• **Your instructions**: Show all lines below holding the string "config".

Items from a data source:

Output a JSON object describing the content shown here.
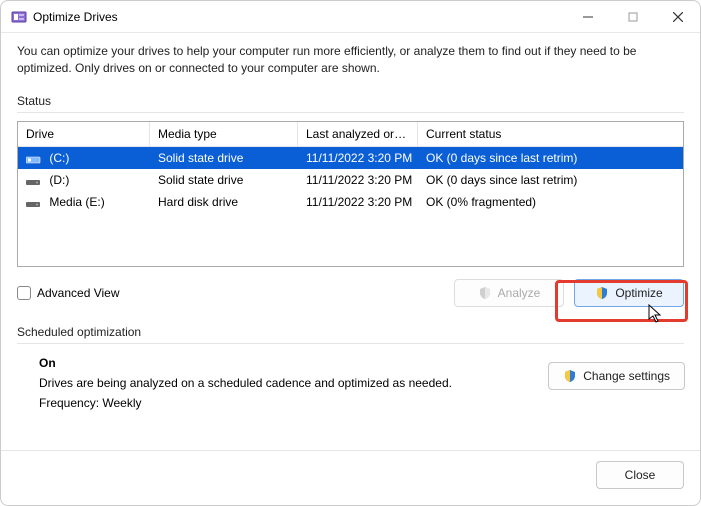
{
  "window": {
    "title": "Optimize Drives"
  },
  "intro": "You can optimize your drives to help your computer run more efficiently, or analyze them to find out if they need to be optimized. Only drives on or connected to your computer are shown.",
  "status_label": "Status",
  "columns": {
    "drive": "Drive",
    "media": "Media type",
    "last": "Last analyzed or o...",
    "status": "Current status"
  },
  "drives": [
    {
      "name": "(C:)",
      "media": "Solid state drive",
      "last": "11/11/2022 3:20 PM",
      "status": "OK (0 days since last retrim)",
      "selected": true,
      "icon": "ssd"
    },
    {
      "name": "(D:)",
      "media": "Solid state drive",
      "last": "11/11/2022 3:20 PM",
      "status": "OK (0 days since last retrim)",
      "selected": false,
      "icon": "hdd"
    },
    {
      "name": "Media (E:)",
      "media": "Hard disk drive",
      "last": "11/11/2022 3:20 PM",
      "status": "OK (0% fragmented)",
      "selected": false,
      "icon": "hdd"
    }
  ],
  "advanced_view_label": "Advanced View",
  "buttons": {
    "analyze": "Analyze",
    "optimize": "Optimize",
    "change_settings": "Change settings",
    "close": "Close"
  },
  "scheduled": {
    "heading": "Scheduled optimization",
    "state": "On",
    "desc": "Drives are being analyzed on a scheduled cadence and optimized as needed.",
    "frequency": "Frequency: Weekly"
  }
}
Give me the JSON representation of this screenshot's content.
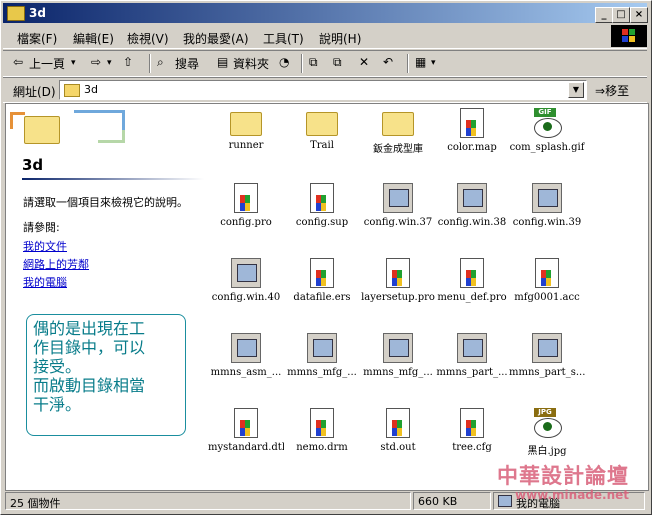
{
  "window": {
    "title": "3d",
    "btn_min": "_",
    "btn_max": "□",
    "btn_close": "×"
  },
  "menu": [
    "檔案(F)",
    "編輯(E)",
    "檢視(V)",
    "我的最愛(A)",
    "工具(T)",
    "說明(H)"
  ],
  "toolbar": {
    "back": "上一頁",
    "search": "搜尋",
    "folders": "資料夾",
    "history": "歷程"
  },
  "address": {
    "label": "網址(D)",
    "value": "3d",
    "go": "移至"
  },
  "left_pane": {
    "folder_title": "3d",
    "description": "請選取一個項目來檢視它的說明。",
    "see_also": "請參閱:",
    "links": [
      "我的文件",
      "網路上的芳鄰",
      "我的電腦"
    ]
  },
  "note": "偶的是出現在工\n作目錄中，可以\n接受。\n而啟動目錄相當\n干淨。",
  "files": [
    {
      "name": "runner",
      "type": "folder"
    },
    {
      "name": "Trail",
      "type": "folder"
    },
    {
      "name": "鈑金成型庫",
      "type": "folder"
    },
    {
      "name": "color.map",
      "type": "doc"
    },
    {
      "name": "com_splash.gif",
      "type": "gif"
    },
    {
      "name": "config.pro",
      "type": "doc"
    },
    {
      "name": "config.sup",
      "type": "doc"
    },
    {
      "name": "config.win.37",
      "type": "win"
    },
    {
      "name": "config.win.38",
      "type": "win"
    },
    {
      "name": "config.win.39",
      "type": "win"
    },
    {
      "name": "config.win.40",
      "type": "win"
    },
    {
      "name": "datafile.ers",
      "type": "doc"
    },
    {
      "name": "layersetup.pro",
      "type": "doc"
    },
    {
      "name": "menu_def.pro",
      "type": "doc"
    },
    {
      "name": "mfg0001.acc",
      "type": "doc"
    },
    {
      "name": "mmns_asm_...",
      "type": "win"
    },
    {
      "name": "mmns_mfg_...",
      "type": "win"
    },
    {
      "name": "mmns_mfg_...",
      "type": "win"
    },
    {
      "name": "mmns_part_...",
      "type": "win"
    },
    {
      "name": "mmns_part_s...",
      "type": "win"
    },
    {
      "name": "mystandard.dtl",
      "type": "doc"
    },
    {
      "name": "nemo.drm",
      "type": "doc"
    },
    {
      "name": "std.out",
      "type": "doc"
    },
    {
      "name": "tree.cfg",
      "type": "doc"
    },
    {
      "name": "黑白.jpg",
      "type": "jpg"
    }
  ],
  "status": {
    "count": "25 個物件",
    "size": "660 KB",
    "location": "我的電腦"
  },
  "watermark": {
    "title": "中華設計論壇",
    "url": "www.minade.net"
  }
}
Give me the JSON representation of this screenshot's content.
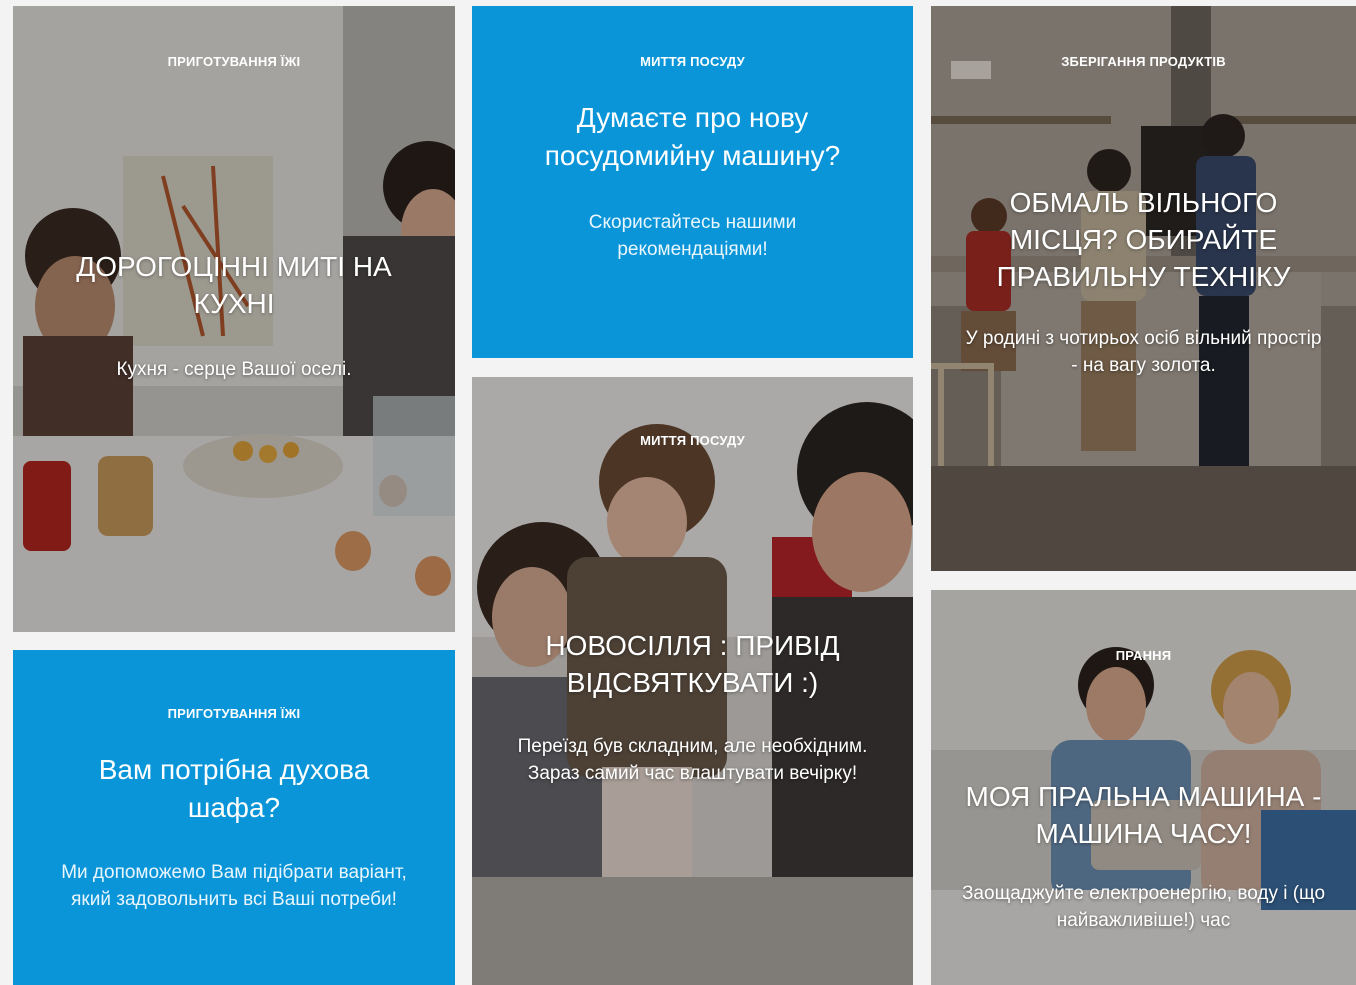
{
  "tiles": [
    {
      "category": "ПРИГОТУВАННЯ ЇЖІ",
      "title": "ДОРОГОЦІННІ МИТІ НА КУХНІ",
      "description": "Кухня - серце Вашої оселі."
    },
    {
      "category": "МИТТЯ ПОСУДУ",
      "title": "Думаєте про нову посудомийну машину?",
      "description": "Скористайтесь нашими рекомендаціями!"
    },
    {
      "category": "ЗБЕРІГАННЯ ПРОДУКТІВ",
      "title": "ОБМАЛЬ ВІЛЬНОГО МІСЦЯ? ОБИРАЙТЕ ПРАВИЛЬНУ ТЕХНІКУ",
      "description": "У родині з чотирьох осіб вільний простір - на вагу золота."
    },
    {
      "category": "МИТТЯ ПОСУДУ",
      "title": "НОВОСІЛЛЯ : ПРИВІД ВІДСВЯТКУВАТИ :)",
      "description": "Переїзд був складним, але необхідним. Зараз самий час влаштувати вечірку!"
    },
    {
      "category": "ПРИГОТУВАННЯ ЇЖІ",
      "title": "Вам потрібна духова шафа?",
      "description": "Ми допоможемо Вам підібрати варіант, який задовольнить всі Ваші потреби!"
    },
    {
      "category": "ПРАННЯ",
      "title": "МОЯ ПРАЛЬНА МАШИНА - МАШИНА ЧАСУ!",
      "description": "Заощаджуйте електроенергію, воду і (що найважливіше!) час"
    }
  ],
  "colors": {
    "tile_blue": "#0a95d8",
    "background": "#f3f3f3"
  }
}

• **Expected answer**:
      "name": "config.pro",
      "name": "config.sup",
      "name": "config.win.37",
      "name": "config.win.38",
      "name": "config.win.39",
      "name": "config.win.40",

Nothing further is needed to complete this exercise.